# [Task to carry out]
Write every line below out again, exactly as given, but leave out the pictures.

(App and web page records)

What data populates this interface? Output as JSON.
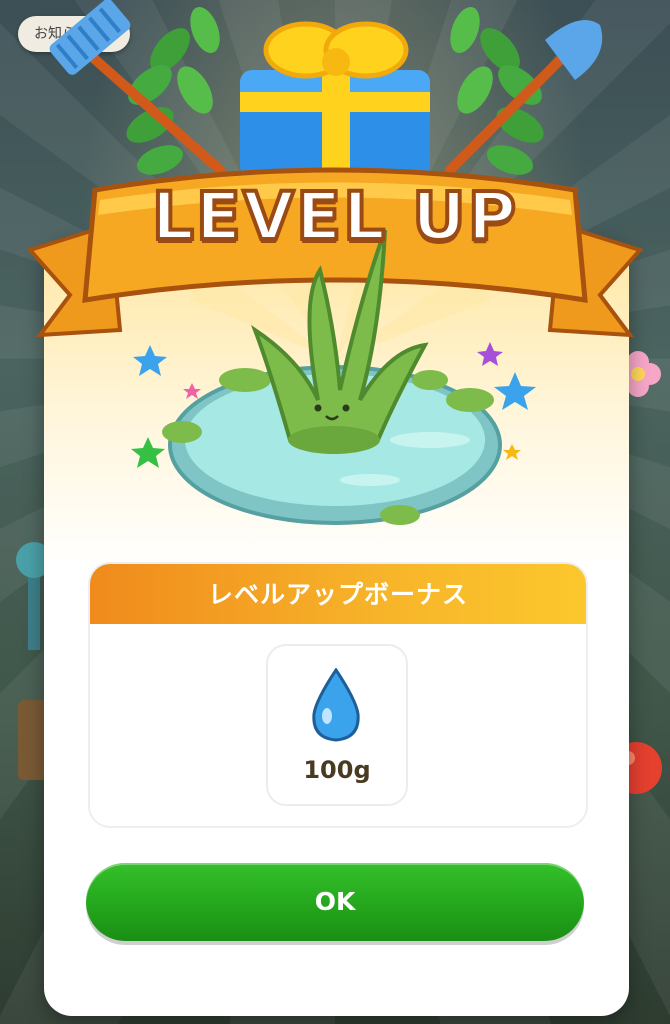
{
  "notice_label": "お知らせ",
  "banner": {
    "title": "LEVEL UP"
  },
  "bonus": {
    "heading": "レベルアップボーナス",
    "reward": {
      "icon": "water-drop-icon",
      "amount": "100g"
    }
  },
  "ok_button": {
    "label": "OK"
  },
  "colors": {
    "ribbon": "#f7a823",
    "ribbon_dark": "#c9660f",
    "header_gradient_start": "#f08a1c",
    "header_gradient_end": "#fcc72d",
    "ok_green": "#22a41b",
    "gift_blue": "#2e8fe8",
    "gift_ribbon": "#ffd21e",
    "pond": "#9fe3e0",
    "plant_green": "#7dbb4a"
  }
}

# [Reply]
What data populates this interface? Output as JSON.
{
  "notice_label": "お知らせ",
  "banner": {
    "title": "LEVEL UP"
  },
  "bonus": {
    "heading": "レベルアップボーナス",
    "reward": {
      "icon": "water-drop-icon",
      "amount": "100g"
    }
  },
  "ok_button": {
    "label": "OK"
  },
  "colors": {
    "ribbon": "#f7a823",
    "ribbon_dark": "#c9660f",
    "header_gradient_start": "#f08a1c",
    "header_gradient_end": "#fcc72d",
    "ok_green": "#22a41b",
    "gift_blue": "#2e8fe8",
    "gift_ribbon": "#ffd21e",
    "pond": "#9fe3e0",
    "plant_green": "#7dbb4a"
  }
}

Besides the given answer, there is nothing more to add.